Excerpts from an interface dataset:
..........

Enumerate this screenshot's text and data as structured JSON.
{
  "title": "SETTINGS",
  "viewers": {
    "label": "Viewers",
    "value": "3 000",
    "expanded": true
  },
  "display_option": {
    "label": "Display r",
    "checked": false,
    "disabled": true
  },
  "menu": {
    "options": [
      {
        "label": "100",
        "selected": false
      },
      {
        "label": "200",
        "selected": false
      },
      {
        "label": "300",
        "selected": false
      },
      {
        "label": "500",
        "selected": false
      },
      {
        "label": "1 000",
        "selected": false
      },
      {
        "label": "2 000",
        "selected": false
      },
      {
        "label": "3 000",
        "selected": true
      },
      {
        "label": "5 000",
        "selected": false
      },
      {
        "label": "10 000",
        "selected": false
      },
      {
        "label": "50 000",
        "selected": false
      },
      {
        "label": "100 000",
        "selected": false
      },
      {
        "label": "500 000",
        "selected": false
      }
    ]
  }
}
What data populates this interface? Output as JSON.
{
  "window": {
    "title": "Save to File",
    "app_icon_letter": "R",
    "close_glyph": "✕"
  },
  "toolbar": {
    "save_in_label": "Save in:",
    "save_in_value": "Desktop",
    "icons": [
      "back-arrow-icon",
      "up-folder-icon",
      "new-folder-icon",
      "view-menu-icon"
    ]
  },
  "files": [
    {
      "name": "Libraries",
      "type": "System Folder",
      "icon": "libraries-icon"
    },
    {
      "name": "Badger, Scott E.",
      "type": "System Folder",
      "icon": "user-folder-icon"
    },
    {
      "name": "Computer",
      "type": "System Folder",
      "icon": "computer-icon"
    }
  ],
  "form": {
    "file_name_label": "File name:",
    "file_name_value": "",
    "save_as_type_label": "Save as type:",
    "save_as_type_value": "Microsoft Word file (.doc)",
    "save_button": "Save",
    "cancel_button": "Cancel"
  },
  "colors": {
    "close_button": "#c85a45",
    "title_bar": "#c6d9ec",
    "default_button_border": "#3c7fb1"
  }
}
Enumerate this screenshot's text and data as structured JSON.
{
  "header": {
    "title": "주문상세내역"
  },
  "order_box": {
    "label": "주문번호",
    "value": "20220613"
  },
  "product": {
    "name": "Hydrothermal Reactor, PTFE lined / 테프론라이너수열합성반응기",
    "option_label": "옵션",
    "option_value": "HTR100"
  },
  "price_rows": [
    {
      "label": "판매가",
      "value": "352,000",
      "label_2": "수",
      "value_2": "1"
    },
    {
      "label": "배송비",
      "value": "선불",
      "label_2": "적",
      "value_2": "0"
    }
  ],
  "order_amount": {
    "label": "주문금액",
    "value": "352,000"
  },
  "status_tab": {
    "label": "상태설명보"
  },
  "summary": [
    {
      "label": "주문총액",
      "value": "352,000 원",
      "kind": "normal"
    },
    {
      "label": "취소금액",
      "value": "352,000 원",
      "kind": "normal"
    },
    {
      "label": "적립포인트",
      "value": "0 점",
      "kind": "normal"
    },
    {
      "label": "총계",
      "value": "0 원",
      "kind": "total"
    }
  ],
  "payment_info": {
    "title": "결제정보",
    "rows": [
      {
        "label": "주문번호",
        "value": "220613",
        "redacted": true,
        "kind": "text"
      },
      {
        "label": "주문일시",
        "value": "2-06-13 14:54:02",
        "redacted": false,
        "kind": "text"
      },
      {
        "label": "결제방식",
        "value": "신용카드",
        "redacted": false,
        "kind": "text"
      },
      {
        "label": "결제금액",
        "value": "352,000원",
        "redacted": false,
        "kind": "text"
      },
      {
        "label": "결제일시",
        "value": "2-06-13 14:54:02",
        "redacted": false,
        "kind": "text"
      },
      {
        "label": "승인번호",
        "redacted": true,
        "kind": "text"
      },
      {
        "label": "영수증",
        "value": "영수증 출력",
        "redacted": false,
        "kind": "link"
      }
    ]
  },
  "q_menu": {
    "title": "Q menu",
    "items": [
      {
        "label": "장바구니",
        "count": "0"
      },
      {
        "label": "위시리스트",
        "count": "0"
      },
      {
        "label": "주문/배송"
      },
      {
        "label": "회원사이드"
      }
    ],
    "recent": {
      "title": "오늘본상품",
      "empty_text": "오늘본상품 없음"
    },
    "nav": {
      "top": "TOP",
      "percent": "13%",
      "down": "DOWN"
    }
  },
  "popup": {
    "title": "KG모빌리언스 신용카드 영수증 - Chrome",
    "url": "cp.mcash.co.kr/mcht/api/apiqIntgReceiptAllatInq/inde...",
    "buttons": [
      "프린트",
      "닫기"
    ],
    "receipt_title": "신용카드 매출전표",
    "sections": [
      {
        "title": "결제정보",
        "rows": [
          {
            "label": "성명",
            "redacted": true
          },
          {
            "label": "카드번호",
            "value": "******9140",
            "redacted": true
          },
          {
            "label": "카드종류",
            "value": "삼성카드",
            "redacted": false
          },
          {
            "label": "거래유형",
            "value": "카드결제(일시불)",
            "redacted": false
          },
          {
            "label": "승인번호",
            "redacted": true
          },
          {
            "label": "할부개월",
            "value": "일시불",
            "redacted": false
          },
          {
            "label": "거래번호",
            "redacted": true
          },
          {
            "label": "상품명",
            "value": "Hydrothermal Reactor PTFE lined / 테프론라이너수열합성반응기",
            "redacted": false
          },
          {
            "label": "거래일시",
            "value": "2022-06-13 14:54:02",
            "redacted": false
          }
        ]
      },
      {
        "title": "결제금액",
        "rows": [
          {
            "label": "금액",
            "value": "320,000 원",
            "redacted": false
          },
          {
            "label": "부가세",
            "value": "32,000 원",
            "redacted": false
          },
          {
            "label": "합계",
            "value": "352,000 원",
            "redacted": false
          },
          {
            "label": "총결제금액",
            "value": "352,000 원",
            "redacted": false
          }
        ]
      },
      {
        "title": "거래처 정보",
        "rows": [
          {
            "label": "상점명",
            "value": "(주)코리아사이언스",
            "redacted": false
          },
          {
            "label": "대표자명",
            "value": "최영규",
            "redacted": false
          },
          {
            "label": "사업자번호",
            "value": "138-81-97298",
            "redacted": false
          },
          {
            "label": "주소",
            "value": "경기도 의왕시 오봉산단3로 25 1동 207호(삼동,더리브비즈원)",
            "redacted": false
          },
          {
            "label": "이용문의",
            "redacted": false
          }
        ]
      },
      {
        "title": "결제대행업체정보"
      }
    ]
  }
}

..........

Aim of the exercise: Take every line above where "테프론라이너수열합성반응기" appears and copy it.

Solved problem:
    "name": "Hydrothermal Reactor, PTFE lined / 테프론라이너수열합성반응기",
            "value": "Hydrothermal Reactor PTFE lined / 테프론라이너수열합성반응기",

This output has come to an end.